Writer Alex Hammond. Photo: Paul AllisterBuy now on Booktopia
Alex Hammond is quite happy to admit he’s living somewhat vicariously through his protagonist Will Harris. Harris is a Melbourne defence lawyer, defending some of the city’s worst criminals, caught up in corruption at the highest levels, facing danger at every turn.
Hammond laughs and says he was a mere insurance lawyer when he was practising law, after graduating from Melbourne University.
“I always wanted to practise ice criminal law but found myself falling into insurance law,” he says.
“That’s not nearly as exciting, who’s going to read a book about an insurance lawyer.”
Either way he has always been fascinated about the grey areas of the law, the play between the law and justice, and the idea of a fair trial.
“What I’m trying to do is explore the ideas of legal ethics and the rationale behind why a lawyer would defend reprehensible people, the idea that everybody’s entitled to a fair trial, particularly when they’ve done something terrible.
“Looking at this from the point of view of a character who’s a defence lawyer intrigued me as well, what’s his motivation. Will is a lawyer who will break the law to see that justice is done, that’s what makes him so fun to write about.”
Hammond, 39, was at a crossroads not long after leaving university. He had a clerkship on a major class-action trial in Melbourne and had been offered articles with the firm he was working for, but he knew his heart wasn’t in it.
“I had to ask myself if I was passionate about the law,” he says.
“I had always wanted to write, ever since I was small, and when I was offered another job as an editor at Melbourne University, I switched to work in the world of words, if you like.
“And that afforded me the time to write, more than a law career would have, to write around that job, to spend time on my first novel and to play with the law at the same time seemed to make sense.”
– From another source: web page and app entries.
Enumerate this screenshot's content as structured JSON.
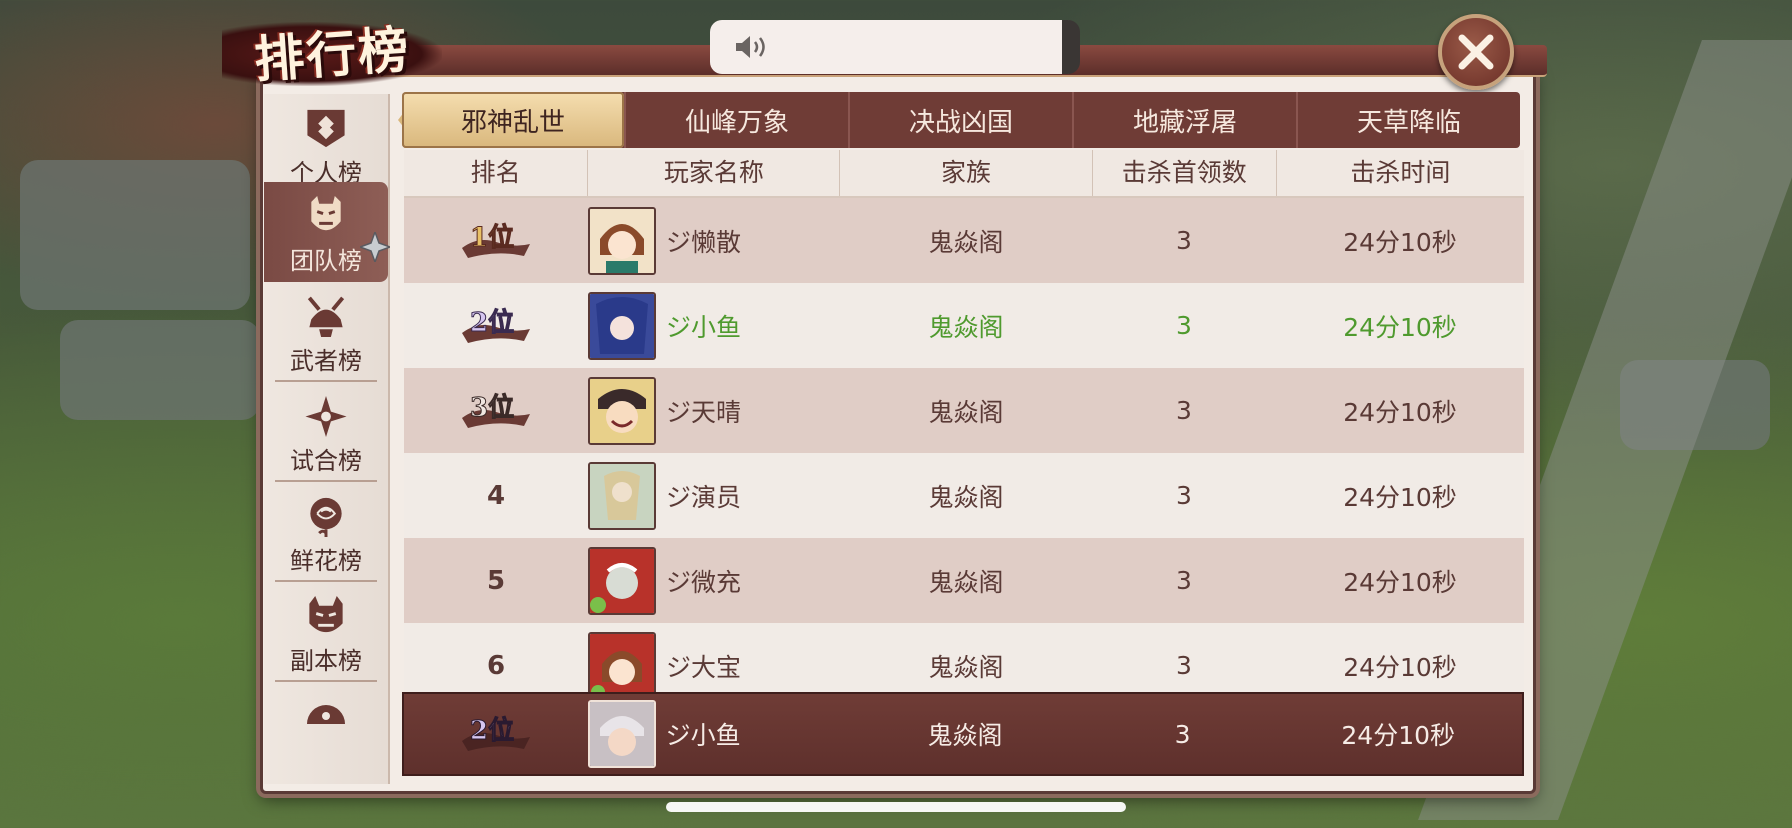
{
  "title": "排行榜",
  "notice": {
    "icon": "speaker-icon",
    "text": ""
  },
  "sidebar": {
    "items": [
      {
        "label": "个人榜",
        "icon": "shield-icon"
      },
      {
        "label": "团队榜",
        "icon": "oni-mask-icon",
        "active": true
      },
      {
        "label": "武者榜",
        "icon": "samurai-helmet-icon"
      },
      {
        "label": "试合榜",
        "icon": "shuriken-icon"
      },
      {
        "label": "鲜花榜",
        "icon": "rose-icon"
      },
      {
        "label": "副本榜",
        "icon": "demon-mask-icon"
      },
      {
        "label": "",
        "icon": "fan-icon"
      }
    ]
  },
  "tabs": [
    {
      "label": "邪神乱世",
      "active": true
    },
    {
      "label": "仙峰万象"
    },
    {
      "label": "决战凶国"
    },
    {
      "label": "地藏浮屠"
    },
    {
      "label": "天草降临"
    }
  ],
  "table": {
    "headers": [
      "排名",
      "玩家名称",
      "家族",
      "击杀首领数",
      "击杀时间"
    ],
    "rows": [
      {
        "rank": "1位",
        "badge": true,
        "name": "ジ懒散",
        "family": "鬼焱阁",
        "kills": "3",
        "time": "24分10秒"
      },
      {
        "rank": "2位",
        "badge": true,
        "name": "ジ小鱼",
        "family": "鬼焱阁",
        "kills": "3",
        "time": "24分10秒",
        "highlight": true
      },
      {
        "rank": "3位",
        "badge": true,
        "name": "ジ天晴",
        "family": "鬼焱阁",
        "kills": "3",
        "time": "24分10秒"
      },
      {
        "rank": "4",
        "name": "ジ演员",
        "family": "鬼焱阁",
        "kills": "3",
        "time": "24分10秒"
      },
      {
        "rank": "5",
        "name": "ジ微充",
        "family": "鬼焱阁",
        "kills": "3",
        "time": "24分10秒"
      },
      {
        "rank": "6",
        "name": "ジ大宝",
        "family": "鬼焱阁",
        "kills": "3",
        "time": "24分10秒"
      }
    ],
    "self": {
      "rank": "2位",
      "name": "ジ小鱼",
      "family": "鬼焱阁",
      "kills": "3",
      "time": "24分10秒"
    }
  },
  "colors": {
    "highlight_text": "#4f9a2e",
    "tab_bar": "#6f3c36",
    "active_tab": "#d9b77c"
  }
}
Hammond’s first novel, Blood Witness was published in 2014 and was shortlisted for the Ned Kelly Award for Best First Time Crime Novel. Judges described it as “a gripping legal thriller” saying it was “original and tightly written”.
Hammond found coming back to Harris a year later with The Unbroken Line was more challenging than he thought it would be.
“Writing the next in a series, I kept thinking about how much I should reference the first book but at the same time I wanted new readers to be able to pick this one up and not feel as though they had missed out on something.”
The third book in the series has already been written and Hammond also wrote an on-spec screenplay based on the first two books which has been optioned for a television series. He references the recent ABC series The Code and the optioning of Chris Uhlmann and Steve Lewis’ The Mandarin Code, saying that it’s great to see narratives such as those on television rather than “more cooking shows, more property shows”.
“And for me as a crime watcher and a crime reader to get a good espionage story on the television, something with a political bent, is a great thing, even better that it’s set in Australia.”
Hammond says he has worked hard to try to capture “his Melbourne” in the series.
“It’s quite a compelling city to set a series in. There’s this stark contrast between the wealthy upper end of town and then you head out into the outer suburbs and buildings aren’t being maintained, shop fronts are boarded up, you can see the impact the economy is having on people.”
He thinks people enjoy crime novels and legal thrillers because it allows them to explore darker aspects of human nature from “a safe zone”.
“But, increasingly, people don’t want the neat ending because they’re realistic enough to know that’s not how life works. A lot of crime doesn’t end up resolved, violent people walk free, and that line between the law and justice is more blurred than ever before.”
The Unbroken Line, by Alex Hammond. (Michael Joseph, $32.99.)
This story Administrator ready to work first appeared on Nanjing Night Net.